My body arced across the night sky and through the raging tempest until I crashed into the balcony of Ford’s Theater. At once, Lincoln was beside me again. He spun me to the railing and pushed my face in an attempt to throw me over to the floor below. I underhooked his arms and arched my back, throwing us both over and plummeting onto the seats below.
I landed on top of Lincoln but he quickly threw me off and sent me sprawling to the aisle between the rows of seats.
“Have you heard from the chairman yet?” he asked. With a popping of bolts, he pulled a row of the black metal framed with red cushioned seats off the ground and swung them at me.
“I’m afraid that I’m going to have to unseat you!” I called back. I then grabbed the row of chairs, drove them into the ground and flipped the other end up over me, catapulting Lincoln through the air. He crashed into the far wall but I was quickly on top of him. Another punch sent the man who delivered the Gettysburg Address up the aisle and through the wall where he crashed to a stop within a concession stand.
I was quickly on top of him again, but he was just as quick to defend himself with a tray full of soft drinks and one of those hot dog things with the rollers that you see at concession stands and convenience stores.
I collapsed with the impact of the cooker, but I quickly recovered and grabbed a shelf full of candies and threw that at him. As Lincoln dodged the assault, I followed up with squirts from ketchup and mustard bottles. He retaliated by grabbing me and throwing me into a display of cotton candy. I retaliated against his retaliation with a quick sidekick, but he was suddenly not in front of my foot.
I looked around for my adversary, but couldn’t find him anywhere.
“Where’d ya go?” I growled.
With a flash, I too disappeared from the concession stand, only to reappear in front of the Lincoln Memorial once again.

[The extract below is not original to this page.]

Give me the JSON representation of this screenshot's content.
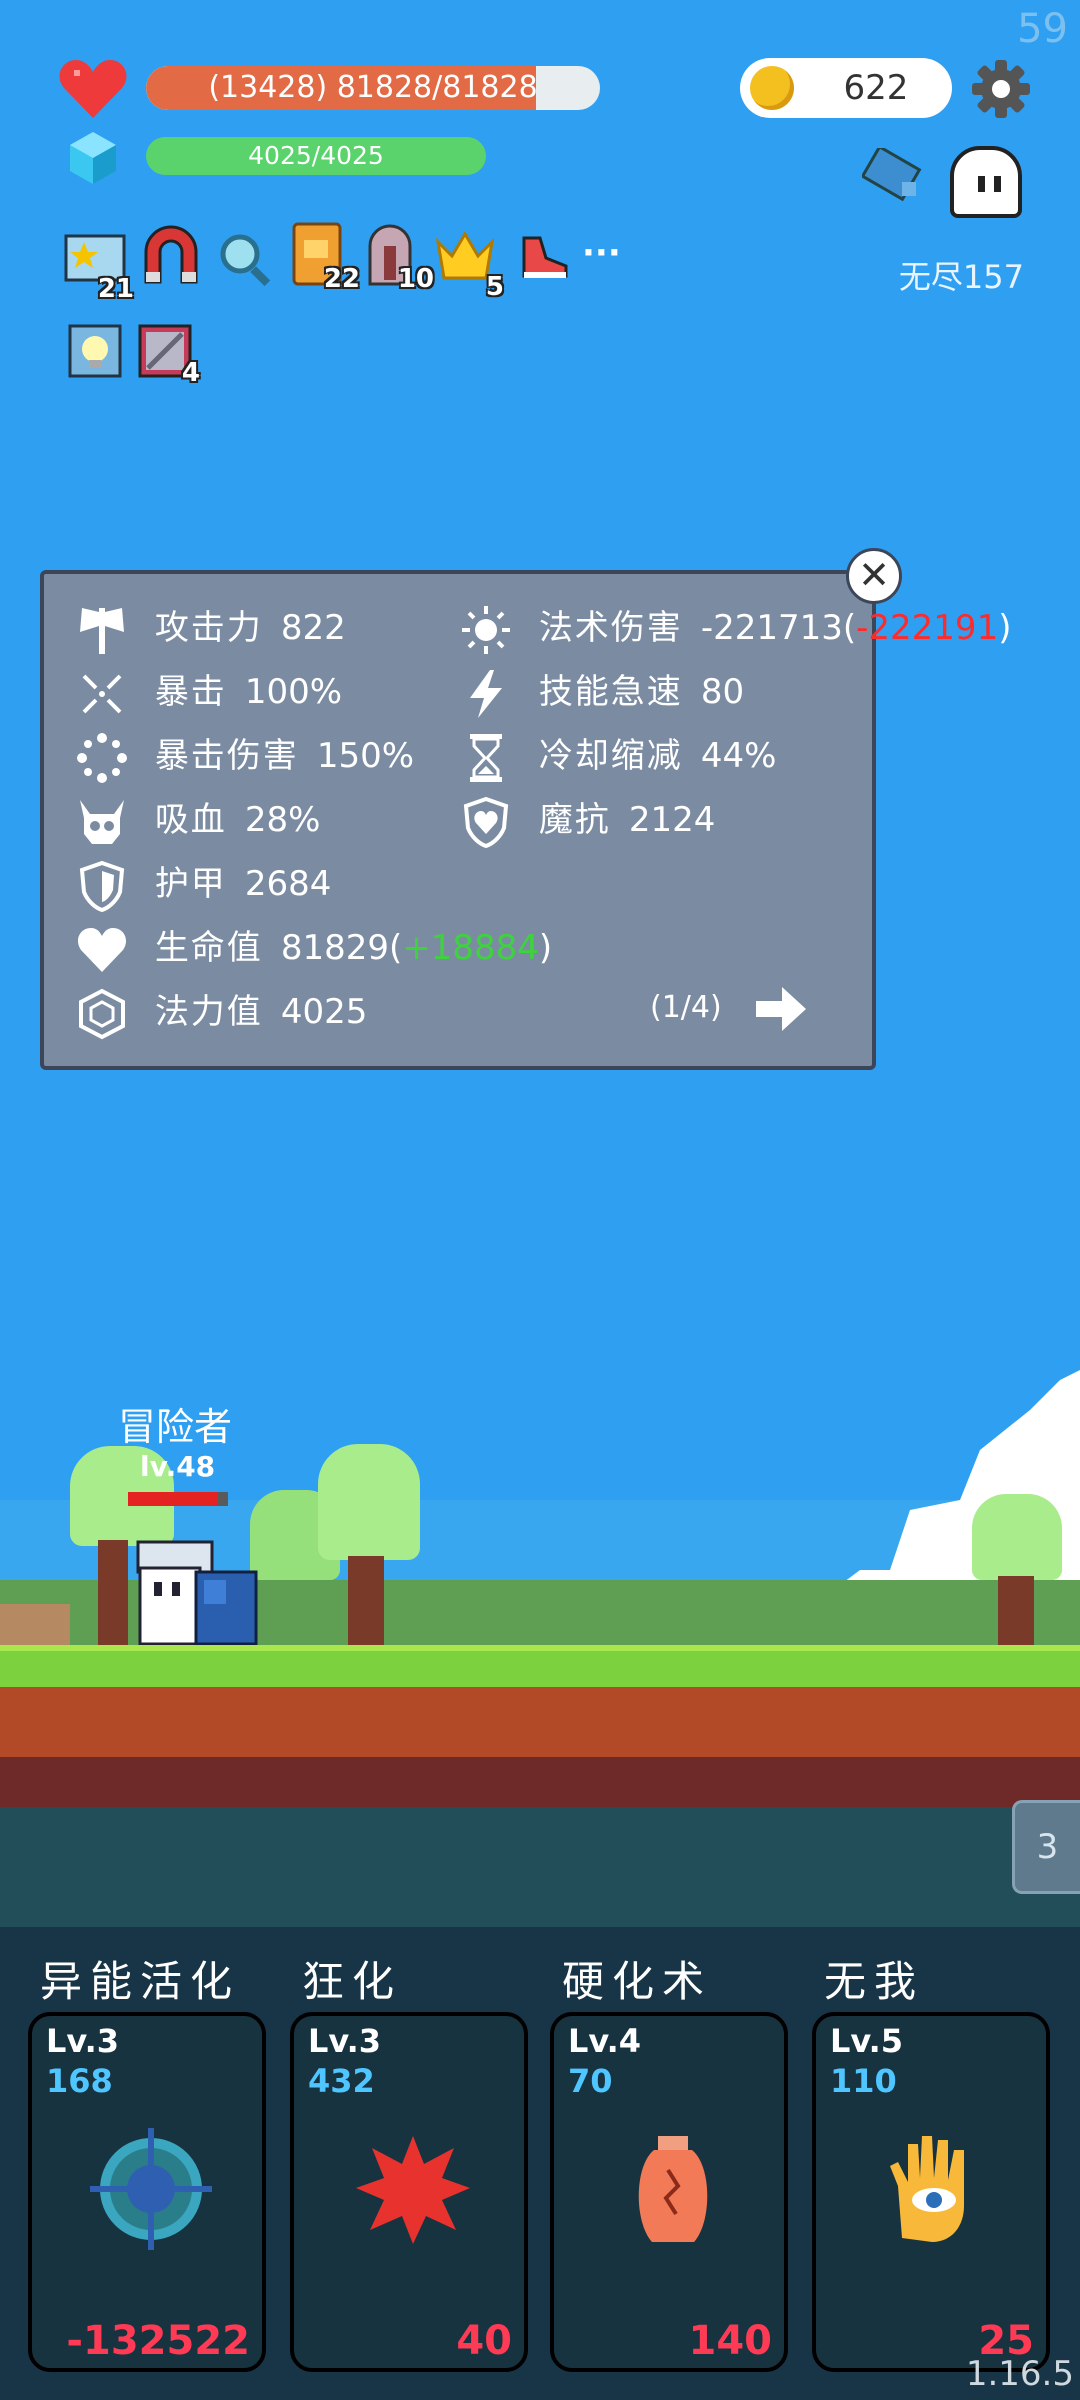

“You are worthy of the Courage of Abraham Lincoln, homie,” his voice rumbled then trailed off like thunder rolling away from the city to another city.